|International Classification||H01H9/18, F21V8/00|
|Cooperative Classification||H01H2013/026, H01H3/0213, H01H13/023, Y02B20/146, G02B6/0068, G02B6/0001, H05B39/044, H01H15/102|
|European Classification||H01H13/02B, H05B39/04B4, H01H15/10B, G02B6/00L|
|Sep 19, 2007||AS||Assignment|
Owner name: LUTRON ELECTRONICS CO., INC., PENNSYLVANIA
Free format text: ASSIGNMENT OF ASSIGNORS INTEREST;ASSIGNORS:ALTONEN, GREGORY S.;MACE, ERIC JOHNATHAN;REEL/FRAME:019848/0849
Effective date: 20070918
Owner name: LUTRON ELECTRONICS CO., INC.,PENNSYLVANIA
Free format text: ASSIGNMENT OF ASSIGNORS INTEREST;ASSIGNORS:ALTONEN, GREGORY S.;MACE, ERIC JOHNATHAN;REEL/FRAME:019848/0849
Effective date: 20070918
|Oct 11, 2013||REMI||Maintenance fee reminder mailed|
|Mar 2, 2014||LAPS||Lapse for failure to pay maintenance fees|

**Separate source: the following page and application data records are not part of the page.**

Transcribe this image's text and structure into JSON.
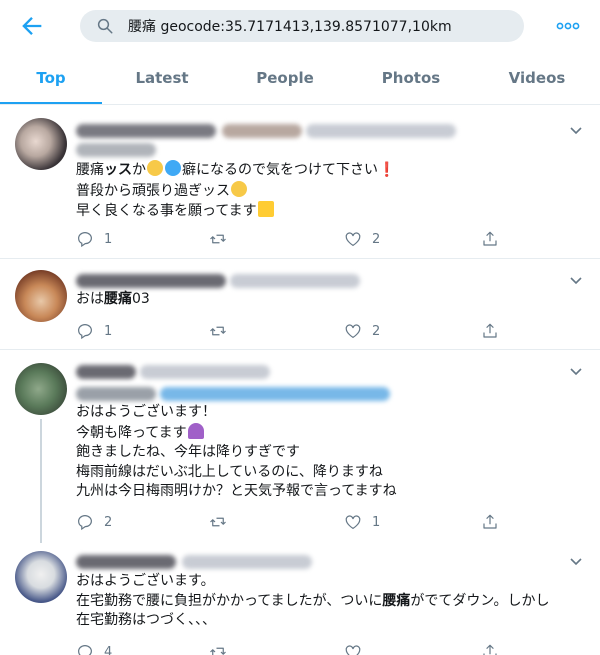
{
  "header": {
    "search_value": "腰痛 geocode:35.7171413,139.8571077,10km"
  },
  "tabs": [
    {
      "label": "Top",
      "active": true
    },
    {
      "label": "Latest",
      "active": false
    },
    {
      "label": "People",
      "active": false
    },
    {
      "label": "Photos",
      "active": false
    },
    {
      "label": "Videos",
      "active": false
    }
  ],
  "colors": {
    "accent": "#1da1f2",
    "muted": "#657786",
    "divider": "#e6ecf0",
    "search_bg": "#e6ecf0"
  },
  "icons": {
    "back": "arrow-left-icon",
    "search": "search-icon",
    "more": "more-dots-icon",
    "chevron": "chevron-down-icon",
    "reply": "reply-icon",
    "retweet": "retweet-icon",
    "like": "heart-icon",
    "share": "share-icon"
  },
  "tweets": [
    {
      "lines": [
        {
          "pre": "腰痛",
          "bold": "ッス",
          "post": "か"
        },
        {
          "pre": "普段から頑張り過ぎッス",
          "bold": "",
          "post": ""
        },
        {
          "pre": "早く良くなる事を願ってます",
          "bold": "",
          "post": ""
        }
      ],
      "line1_tail": "癖になるので気をつけて下さい❗",
      "replies": "1",
      "retweets": "",
      "likes": "2"
    },
    {
      "lines": [
        {
          "pre": "おは",
          "bold": "腰痛",
          "post": "03"
        }
      ],
      "replies": "1",
      "retweets": "",
      "likes": "2"
    },
    {
      "lines": [
        {
          "pre": "おはようございます！",
          "bold": "",
          "post": ""
        },
        {
          "pre": "今朝も降ってます",
          "bold": "",
          "post": ""
        },
        {
          "pre": "飽きましたね、今年は降りすぎです",
          "bold": "",
          "post": ""
        },
        {
          "pre": "梅雨前線はだいぶ北上しているのに、降りますね",
          "bold": "",
          "post": ""
        },
        {
          "pre": "九州は今日梅雨明けか？と天気予報で言ってますね",
          "bold": "",
          "post": ""
        }
      ],
      "replies": "2",
      "retweets": "",
      "likes": "1"
    },
    {
      "lines": [
        {
          "pre": "おはようございます。",
          "bold": "",
          "post": ""
        },
        {
          "pre": "在宅勤務で腰に負担がかかってましたが、ついに",
          "bold": "腰痛",
          "post": "がでてダウン。しかし"
        },
        {
          "pre": "在宅勤務はつづく、、、",
          "bold": "",
          "post": ""
        }
      ],
      "replies": "4",
      "retweets": "",
      "likes": ""
    }
  ]
}
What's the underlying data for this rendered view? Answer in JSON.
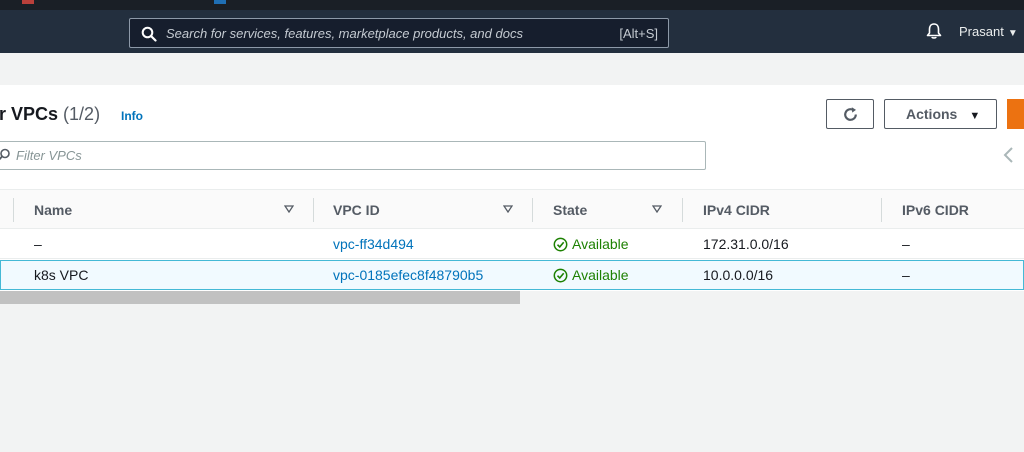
{
  "header": {
    "search_placeholder": "Search for services, features, marketplace products, and docs",
    "search_shortcut": "[Alt+S]",
    "user_name": "Prasant",
    "user_caret": "▼"
  },
  "vpc_panel": {
    "title": "ur VPCs",
    "count": "(1/2)",
    "info_link": "Info",
    "actions_label": "Actions",
    "actions_caret": "▼",
    "filter_placeholder": "Filter VPCs"
  },
  "table": {
    "columns": [
      "Name",
      "VPC ID",
      "State",
      "IPv4 CIDR",
      "IPv6 CIDR"
    ],
    "rows": [
      {
        "name": "–",
        "vpc_id": "vpc-ff34d494",
        "state": "Available",
        "ipv4": "172.31.0.0/16",
        "ipv6": "–",
        "selected": false
      },
      {
        "name": "k8s VPC",
        "vpc_id": "vpc-0185efec8f48790b5",
        "state": "Available",
        "ipv4": "10.0.0.0/16",
        "ipv6": "–",
        "selected": true
      }
    ]
  },
  "colors": {
    "nav_bg": "#232f3e",
    "link": "#0073bb",
    "status_ok": "#1d8102",
    "primary_button": "#ec7211",
    "selected_row_bg": "#f1faff",
    "selected_row_border": "#44b9d6"
  },
  "icons": {
    "search": "search-icon",
    "bell": "bell-icon",
    "refresh": "refresh-icon",
    "sort": "sort-down-icon",
    "status": "check-circle-icon",
    "prev_page": "chevron-left-icon"
  }
}
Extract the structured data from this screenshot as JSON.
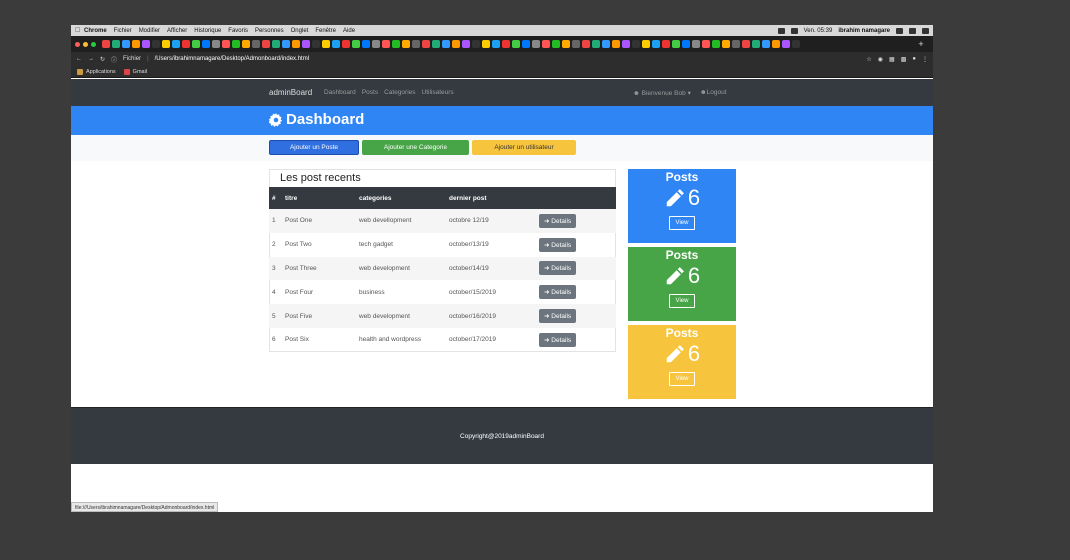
{
  "menubar": {
    "items": [
      "Chrome",
      "Fichier",
      "Modifier",
      "Afficher",
      "Historique",
      "Favoris",
      "Personnes",
      "Onglet",
      "Fenêtre",
      "Aide"
    ],
    "clock": "Ven. 05:39",
    "user": "ibrahim namagare"
  },
  "browser": {
    "url_label": "Fichier",
    "url": "/Users/ibrahimnamagare/Desktop/Admonboard/index.html",
    "bookmarks": [
      "Applications",
      "Gmail"
    ],
    "status_url": "file:///Users/ibrahimnamagare/Desktop/Admonboard/index.html"
  },
  "nav": {
    "brand": "adminBoard",
    "links": [
      "Dashboard",
      "Posts",
      "Categories",
      "Utilisateurs"
    ],
    "welcome": "Bienvenue Bob",
    "logout": "Logout"
  },
  "hero": {
    "title": "Dashboard"
  },
  "actions": {
    "add_post": "Ajouter un Poste",
    "add_category": "Ajouter une Categorie",
    "add_user": "Ajouter un utilisateur"
  },
  "recent": {
    "title": "Les post recents",
    "headers": [
      "#",
      "titre",
      "categories",
      "dernier post",
      ""
    ],
    "details_label": "Details",
    "rows": [
      {
        "n": "1",
        "title": "Post One",
        "category": "web devellopment",
        "date": "octobre 12/19"
      },
      {
        "n": "2",
        "title": "Post Two",
        "category": "tech gadget",
        "date": "october/13/19"
      },
      {
        "n": "3",
        "title": "Post Three",
        "category": "web development",
        "date": "october/14/19"
      },
      {
        "n": "4",
        "title": "Post Four",
        "category": "business",
        "date": "october/15/2019"
      },
      {
        "n": "5",
        "title": "Post Five",
        "category": "web development",
        "date": "october/16/2019"
      },
      {
        "n": "6",
        "title": "Post Six",
        "category": "health and wordpress",
        "date": "october/17/2019"
      }
    ]
  },
  "stats": [
    {
      "title": "Posts",
      "value": "6",
      "button": "View",
      "color": "#3085f4"
    },
    {
      "title": "Posts",
      "value": "6",
      "button": "View",
      "color": "#47a548"
    },
    {
      "title": "Posts",
      "value": "6",
      "button": "View",
      "color": "#f7c43e"
    }
  ],
  "footer": {
    "copyright": "Copyright@2019adminBoard"
  }
}
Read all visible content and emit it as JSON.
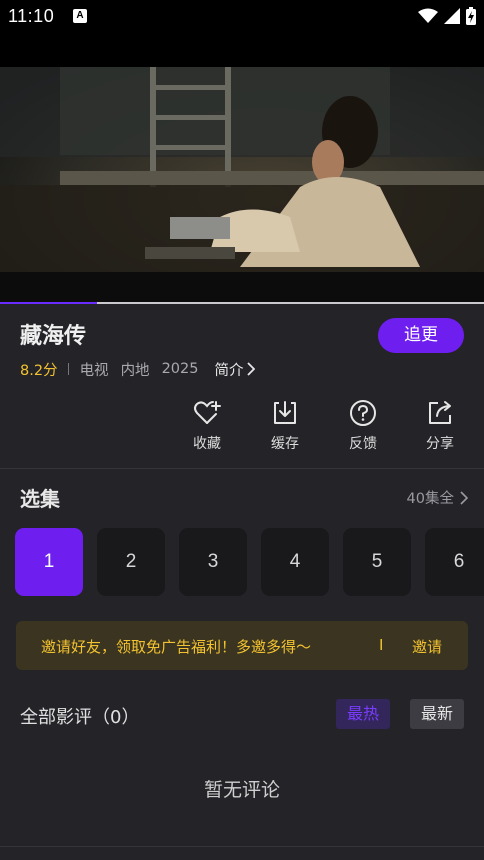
{
  "status_bar": {
    "time": "11:10",
    "notification_icon": "A"
  },
  "video": {
    "progress_percent": 20
  },
  "show": {
    "title": "藏海传",
    "follow_label": "追更",
    "score": "8.2分",
    "type": "电视",
    "region": "内地",
    "year": "2025",
    "intro_label": "简介"
  },
  "actions": [
    {
      "label": "收藏",
      "icon": "heart-plus-icon"
    },
    {
      "label": "缓存",
      "icon": "download-icon"
    },
    {
      "label": "反馈",
      "icon": "question-icon"
    },
    {
      "label": "分享",
      "icon": "share-icon"
    }
  ],
  "episodes": {
    "title": "选集",
    "count_label": "40集全",
    "items": [
      "1",
      "2",
      "3",
      "4",
      "5",
      "6"
    ],
    "selected": "1"
  },
  "invite": {
    "message": "邀请好友，领取免广告福利！多邀多得～",
    "separator": "I",
    "cta": "邀请"
  },
  "reviews": {
    "title": "全部影评（0）",
    "tab_hot": "最热",
    "tab_new": "最新",
    "empty_text": "暂无评论"
  },
  "colors": {
    "accent": "#6e1ff0",
    "score": "#f2c230",
    "background": "#232328"
  }
}
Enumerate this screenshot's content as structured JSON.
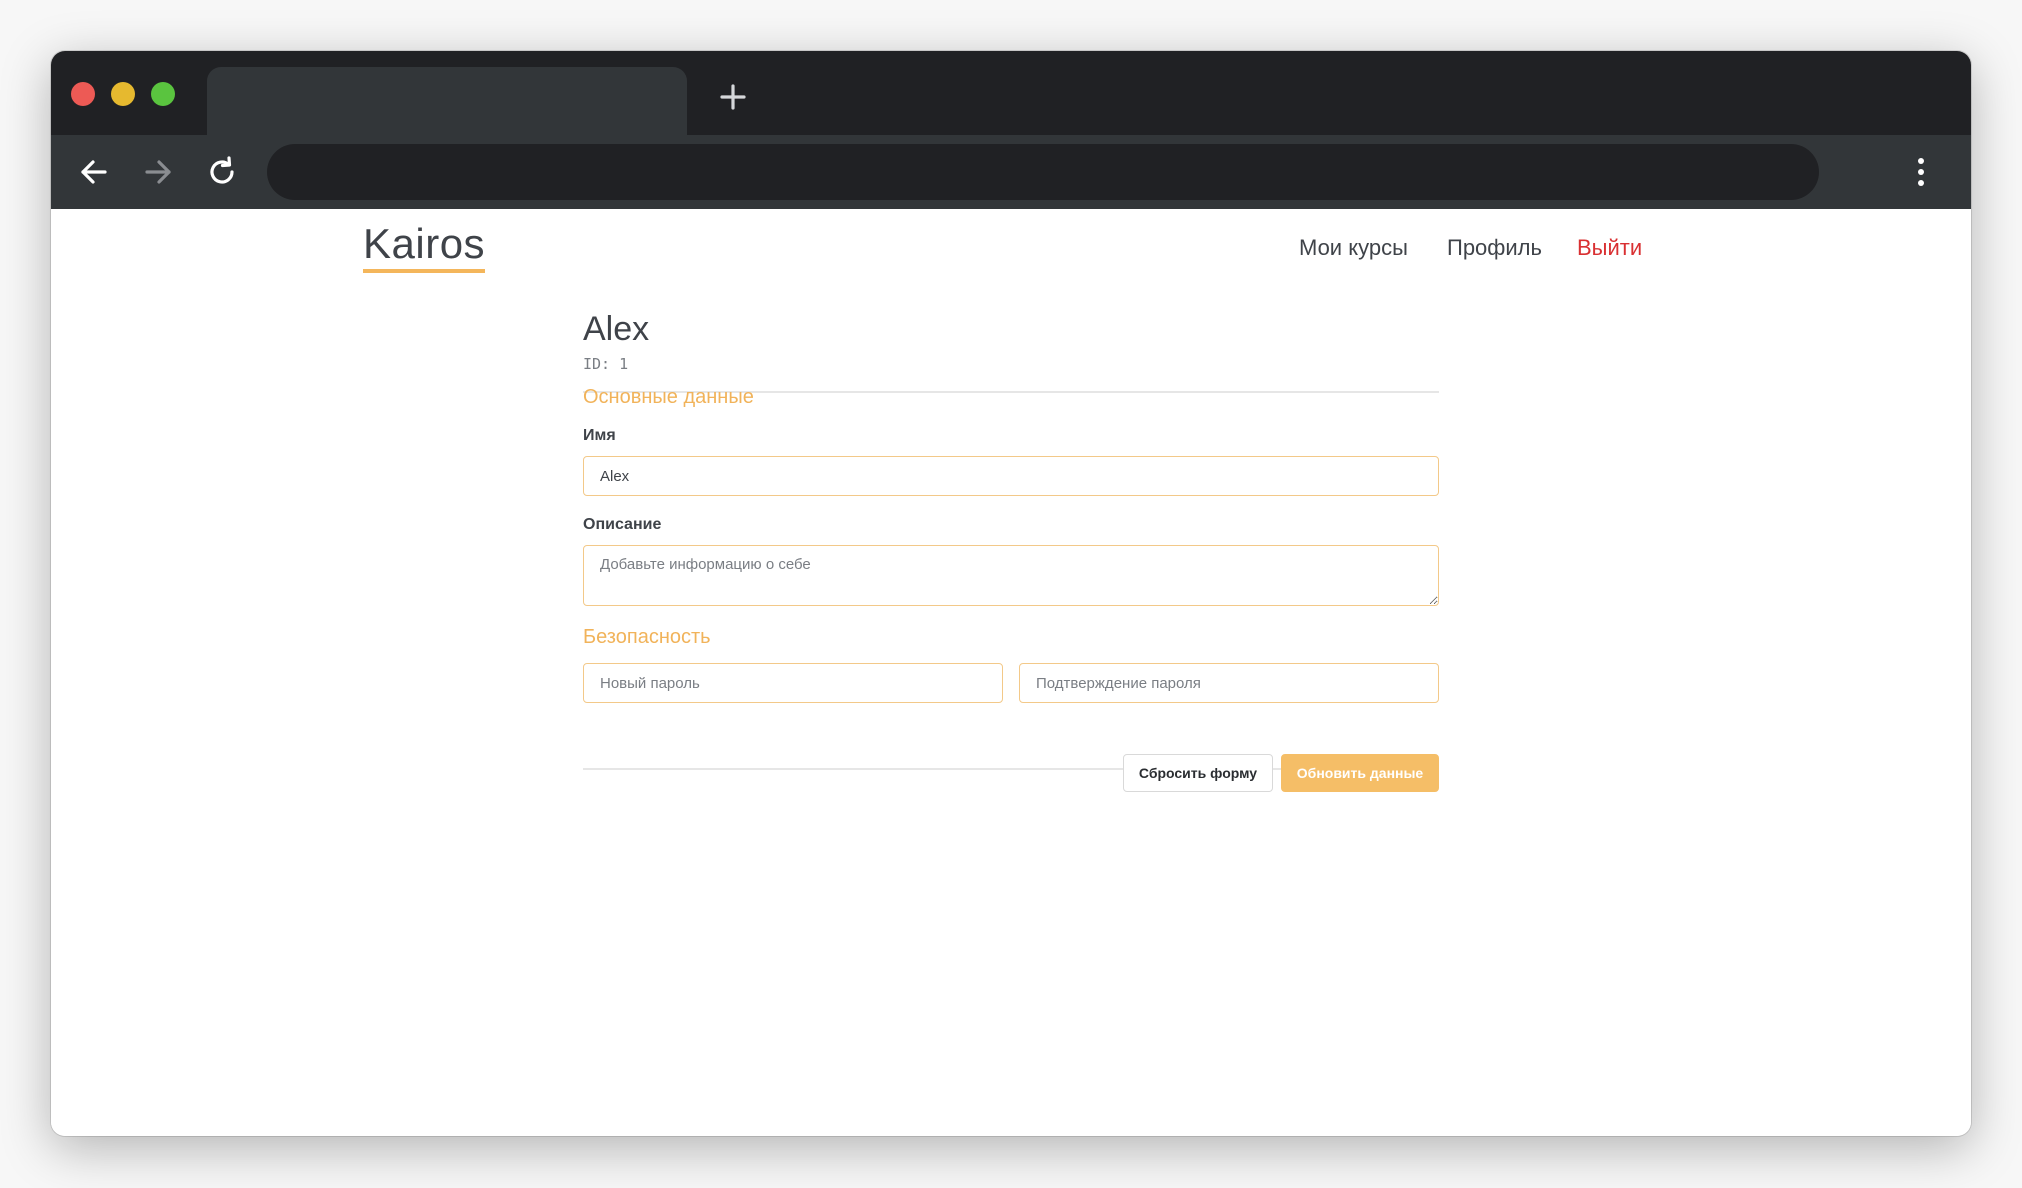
{
  "browser": {
    "tab_title": "",
    "address": "",
    "new_tab_icon": "plus-icon",
    "back_icon": "arrow-left-icon",
    "forward_icon": "arrow-right-icon",
    "reload_icon": "reload-icon",
    "menu_icon": "kebab-menu-icon",
    "traffic_colors": [
      "#ed5a55",
      "#e6b92f",
      "#5ac43f"
    ]
  },
  "header": {
    "logo": "Kairos",
    "nav": {
      "my_courses": "Мои курсы",
      "profile": "Профиль",
      "logout": "Выйти"
    }
  },
  "profile": {
    "name": "Alex",
    "id_label": "ID: 1"
  },
  "basic": {
    "title": "Основные данные",
    "name_label": "Имя",
    "name_value": "Alex",
    "description_label": "Описание",
    "description_placeholder": "Добавьте информацию о себе"
  },
  "security": {
    "title": "Безопасность",
    "new_password_placeholder": "Новый пароль",
    "confirm_password_placeholder": "Подтверждение пароля"
  },
  "actions": {
    "reset_label": "Сбросить форму",
    "submit_label": "Обновить данные"
  },
  "colors": {
    "accent": "#f1b35a",
    "logout": "#d93032",
    "text": "#3f4349"
  }
}
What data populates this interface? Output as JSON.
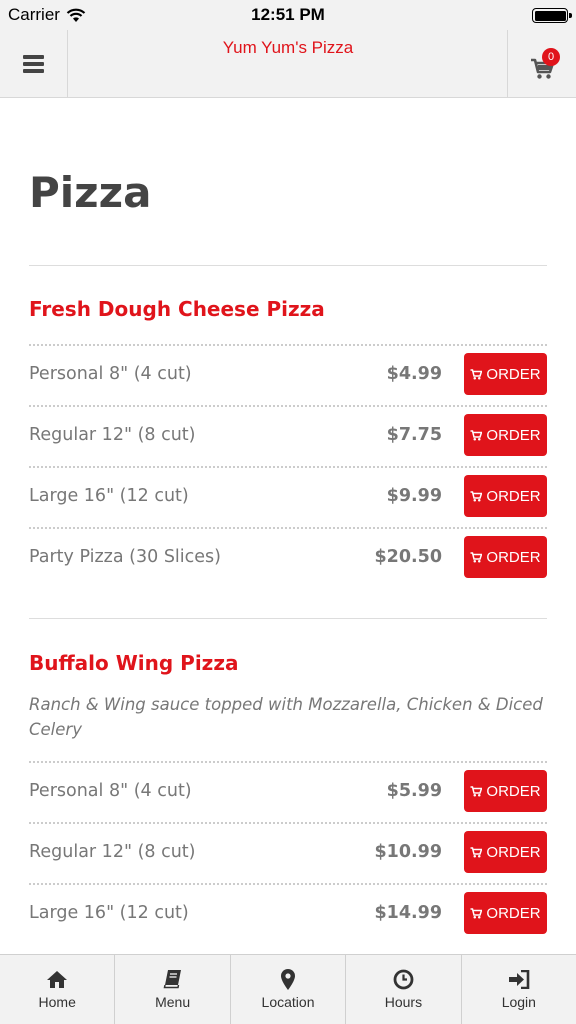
{
  "status_bar": {
    "carrier": "Carrier",
    "time": "12:51 PM"
  },
  "header": {
    "title": "Yum Yum's Pizza",
    "cart_count": "0",
    "menu_icon": "hamburger-icon",
    "cart_icon": "cart-icon"
  },
  "page": {
    "title": "Pizza"
  },
  "sections": [
    {
      "title": "Fresh Dough Cheese Pizza",
      "description": "",
      "items": [
        {
          "size": "Personal 8\" (4 cut)",
          "price": "$4.99",
          "button": "ORDER"
        },
        {
          "size": "Regular 12\" (8 cut)",
          "price": "$7.75",
          "button": "ORDER"
        },
        {
          "size": "Large 16\" (12 cut)",
          "price": "$9.99",
          "button": "ORDER"
        },
        {
          "size": "Party Pizza (30 Slices)",
          "price": "$20.50",
          "button": "ORDER"
        }
      ]
    },
    {
      "title": "Buffalo Wing Pizza",
      "description": "Ranch & Wing sauce topped with Mozzarella, Chicken & Diced Celery",
      "items": [
        {
          "size": "Personal 8\" (4 cut)",
          "price": "$5.99",
          "button": "ORDER"
        },
        {
          "size": "Regular 12\" (8 cut)",
          "price": "$10.99",
          "button": "ORDER"
        },
        {
          "size": "Large 16\" (12 cut)",
          "price": "$14.99",
          "button": "ORDER"
        }
      ]
    }
  ],
  "tabbar": [
    {
      "label": "Home",
      "icon": "home-icon"
    },
    {
      "label": "Menu",
      "icon": "book-icon"
    },
    {
      "label": "Location",
      "icon": "map-pin-icon"
    },
    {
      "label": "Hours",
      "icon": "clock-icon"
    },
    {
      "label": "Login",
      "icon": "login-icon"
    }
  ],
  "colors": {
    "accent": "#e0141b",
    "bar_bg": "#f2f2f2",
    "text_muted": "#777777"
  }
}
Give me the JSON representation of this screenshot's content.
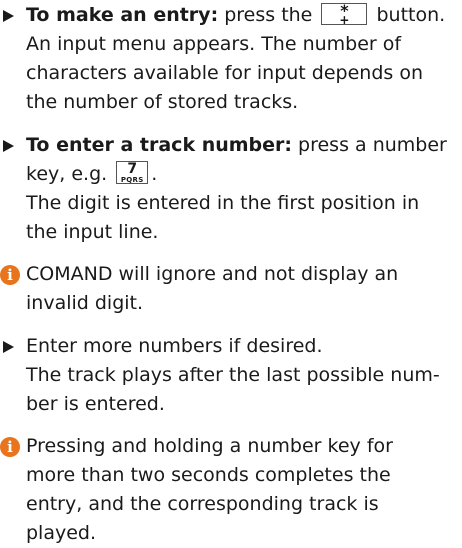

|Apr 22, 2014||FP||Expired due to failure to pay maintenance fee|
Effective date: 20140302